The influence of information delivery systems in modified video games on learning.

Moshirnia, Andrew Vahid, Ph.D., University of Kansas, 2008

Abstract


Modified video games are becoming powerful tools to advance learning. This study examined the impact of different information delivery systems within a modified version of the Civilization IV video game on comprehension and retention of knowledge about the American Revolutionary War.

Seventy-four college students were randomly assigned to one of three groups. Group A took a pretest and received a PowerPoint lecture. Group B took a pretest and played the video game. Group C did not take a pretest and played the video game. The modified version of Civilization IV uses three main information delivery systems: (1) Displays of continuous information, (2) Pop-up text, and (3) Sprites. Following the intervention, all participants took an identical 20-item short-answer posttest and then retook this same exam seven days later. The exam was divided into three sub-sections. Each sub-section contained items that were tied to information that was uniquely covered by one of the three delivery systems (Displays, Pop-ups, and Sprites). Following the exam, participants took a survey designed to assess their opinion of history.

Results showed that participants in the pretest game group B, outperformed ( M =11.4, SD = 3.87) participants in the posttest-only game group C ( M = 8.09, SD = 3.26), p = .017. Participants who used the game (groups B and C) demonstrated a higher knowledge retention rate than participants who received the PowerPoint lecture (group A). Scores were significantly different ( p < .001) for the three information delivery systems; Sprite highest ( M = .67, SD = .24), Displays ( M = .51, SD = .27), and Pop-ups ( M = .32, SD = .20) clearly lowest. Participants who played the modified video game longer scored higher on the Sprite ( r 2 = .57) and Display ( r 2 = .29) items. Length of play did not correlate significantly with performance on Pop-up items. The investigation of the groups' attitudes toward history found no statistically significant differences.

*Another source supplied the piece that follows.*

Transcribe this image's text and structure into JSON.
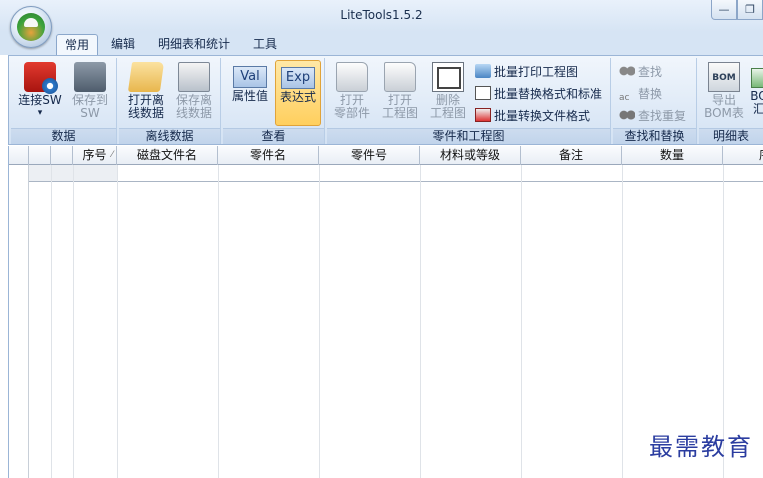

This study found that modified video games can successfully impart content specific knowledge. The higher scores for the pretest game group may support the importance of advance organizers in game-based learning. Pop-ups, though prevalent and easy to create, are ineffective in conveying knowledge and should not be used exclusively. The Sprite and Display information delivery systems appear to be most effective for advancing learning in modified video games.